Hashing On on!!!!!
I cannot believe that I have never been hashing before. In all my time teaching sports and being an avid runner!
I had so much fun today and what was so great was lots of people came together with varying levels of fitness and yet we started and finished at the same time! Many people fear to go running in a group because they worry about being too slow; and faster people tend not to run with slower people for obvious reasons. I would thoroughly recommend joining your local Hash Harriers group, if you would like to get fit, but struggle to run for anything length of time.
Today I was so focused on not missing the ‘blobs’ of sawdust (telling you if you are going the right way), 'check points' (an area with 2 or more routes that need to be explored to get you back on route), ‘fish hooks’ (first three runners re-join the back of the group) and whipping (regroup) that I thought about nothing else! I could run as much or as little as I liked; this was the same for everyone! Whether you are building up your running fitness, want to do some intervals, or returning from injury, Hashing could be for you!
A hash is a game of wits where one or more hares set a trail for the pack of hounds to follow. The hares use loops, backtracks, checks, and a clever trail to try to outwit the pack. Hashing is a non-competitive form of exercise with great entertainment, relaxation, and a weekly release of frustrations and energy.

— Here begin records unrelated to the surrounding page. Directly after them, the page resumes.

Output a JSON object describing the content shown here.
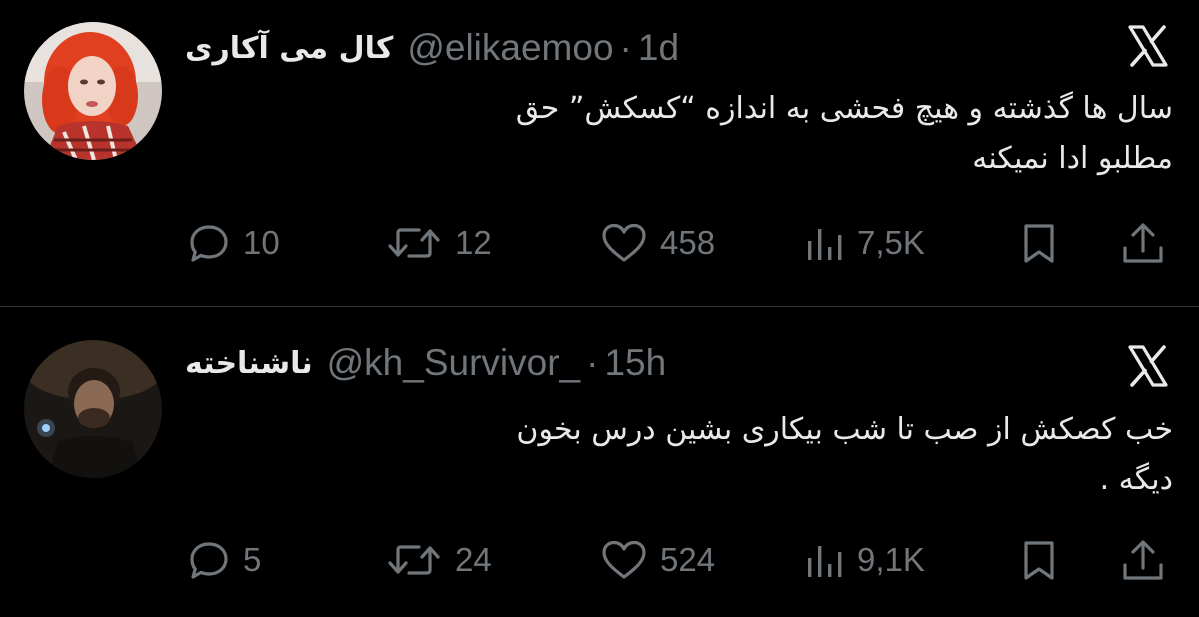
{
  "colors": {
    "background": "#000000",
    "text_primary": "#e7e9ea",
    "text_secondary": "#71767b",
    "divider": "#2f3336"
  },
  "tweets": [
    {
      "display_name": "کال می آکاری",
      "handle": "@elikaemoo",
      "separator": "·",
      "time": "1d",
      "text_lines": [
        "سال ها گذشته و هیچ فحشی به اندازه “کسکش” حق",
        "مطلبو ادا نمیکنه"
      ],
      "replies": "10",
      "retweets": "12",
      "likes": "458",
      "views": "7,5K",
      "avatar_icon": "avatar-red-hair",
      "logo_icon": "x-logo-icon"
    },
    {
      "display_name": "ناشناخته",
      "handle": "@kh_Survivor_",
      "separator": "·",
      "time": "15h",
      "text_lines": [
        "خب کصکش از صب تا شب بیکاری بشین درس بخون",
        "دیگه ."
      ],
      "replies": "5",
      "retweets": "24",
      "likes": "524",
      "views": "9,1K",
      "avatar_icon": "avatar-dark-photo",
      "logo_icon": "x-logo-icon"
    }
  ]
}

Hashing originated from Kuala Lumpur in the late 1930’s; a group of British colonial and expatriates began meeting on Monday evenings to run, in a fashion patterned after the traditional British paper chase, to rid themselves of the excesses of the previous weekend (hangover). After meeting for some months, they were informed by the Registrar of Societies that as a "group," they would require a Constitution and an official name. "Hash House Harriers" was suggested in homage to the Selangor Club Annex, where the men were billeted, so named the "Hash House" for its notoriously monotonous food. The final word, "Harriers," refers to the role of those in the chase, where the "hare" was given a head start to blaze a trail and mark his path with shreds of paper, and then pursued by a shouting pack of "harriers." Apart from the excitement of chasing the hare and finding the "true" path, harriers reaching the end of the trail would be rewarded with beer, ginger beer and food.
Today the course was marked at 5.75 miles and I ran 8.75 miles, everyone started and finished at the same time and everyone came back having got what they wanted from the social run. Ah I forgot to mention the mulled wine, mince pies and jelly babies! Thank you for those, they were all yummy!
Apparently, once you join a Hash group you get given a ‘Hash Handle’, which is a nick name you collectively get awarded by the group. I know mine will be something related to ‘fish hook’ as I ran plenty of those today. : )
Thank you to Lynder for inviting me, some familiar faces I haven’t seen in a while (Duncan, Martin and Fiona), so that was nice and everyone else for making me feel so welcome. I had a great time and will certainly be joining you again. So, Tim get ready with those ‘fish hooks’!!!!
Below was the Constitution of the Hash House Harriers as laid out in the following philosophy from a KL city club registration card dated 1950:
• To promote physical fitness among our members
• To get rid of weekend hangovers
• To acquire a good thirst and to satisfy it in beer
• To persuade the older members that they are not as old as they feel